I can understand why it failed. It’s hard to imagine who the intended audience is. Its main characters are children, and we thought it was a children’s movie, but it is dark and scary and disturbing.
Tom Sawyer, Huck Finn, and Becky Thatcher stow away on a balloon piloted by Mark Twain, a sad, aging writer. They just want to have an adventure, and maybe become famous. Instead, they discover that something is terribly wrong on this adventure. Twain, bitter, world-weary, and despondent after the death of his wife, is sailing his balloon directly at Halley’s Comet.
As they work to understand what Twain has planned, what their chances are of surviving it, and what to do about it, the three children explore Mark Twain’s written work. It’s a tour that focuses on Twain’s later work – the dark, bitterer, angrier stuff. After a brief stop at ‘The Celebrated Jumping Frog of Calaveras County’ and a nod to Injun Joe, it leaps right into ‘The Mysterious Stranger.’
This is the bit that stuck with me as a kid. Seriously, watch this.
And yet the movie was unpopular, if you can imagine that. In a different universe, this is the movie that college students are getting stoned and watching over and over on DVD.
I re-watched the movie last night. I wanted to see if it was as strange as I remembered from my childhood. And, no, it’s actually stranger. And clearly written by people who knew and loved Twain – all of Twain, not just the homespun sweetness of ‘Tom Sawyer.’
I love Twain, as it happens. Now I wonder if my love of Twain’s work might have been born in this movie, a long time before I ever read his work.
An Unnecessary Woman
I added this to my list of things to read back when the longest for the National Book Award was announced, months ago. This is a thing I do. I read the lists of books nominated for awards, and make a note of the things that are of interest to me, and then, eventually, I get around to actually reading them. No rush. I’m not a professional book critic, after all, just a reader, and there’s no particular reason that I have to get that brand new book read while other people are still talking about it.
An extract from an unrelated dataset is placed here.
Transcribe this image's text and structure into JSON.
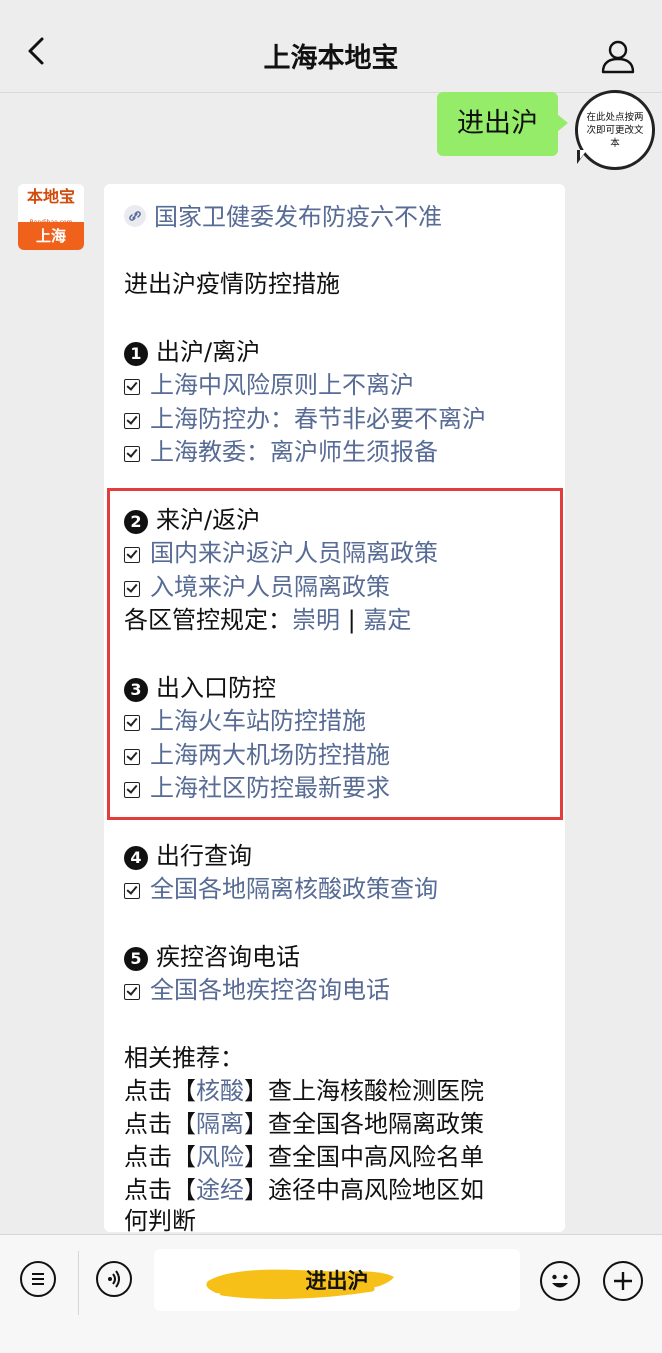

This time, I was in no hurry at all to get to it. It waited for me, there on the things to read list, but whenever I looked at it, I chose something else instead. It just looked so serious, with its solemn silhouette and its glowing reviews. So literary. I love a serious book, but they also take a level of focus and attention and participation that I don’t always want to give. Sometimes, after a long day of trying to convince tweens that it’s worth their time to learn to read, I’d rather read something light and funny, because I just don’t have that much more to give.
But now it’s Christmas vacation, so with two weeks away from work, I checked this out from the public library, and… I was wrong to put it off so long. Because it’s charming. Just charming. Delightful, even.
Don’t get me wrong, it’s serious, this story of Aaliya, who lives in the wreckage of war-devastated Beirut, estranged from everyone and connected to the world only by the thin threads of her collection of French and English books, her never-read translations, and the voices of the downstairs neighbors. But it has so many funny bits that it wasn’t the forbidding task that the cover and the reviews made me expect.
I suspect I’m not the only book lover who will relate strongly to Aaliya, who is almost perfectly isolated from everything but literature and usually prefers it that way. I connected so strongly to her that I tended to forget that this was a story about a person from a very different culture, in a very different place. After all, once you are locked safely into your home, at your comfy chair with a good book, what does it matter whether the view out the window is of Ohio or Lebanon?
I think I’ll come back to this, in a year or so, for a re-read. There are layers here, and I never get layers on the first read.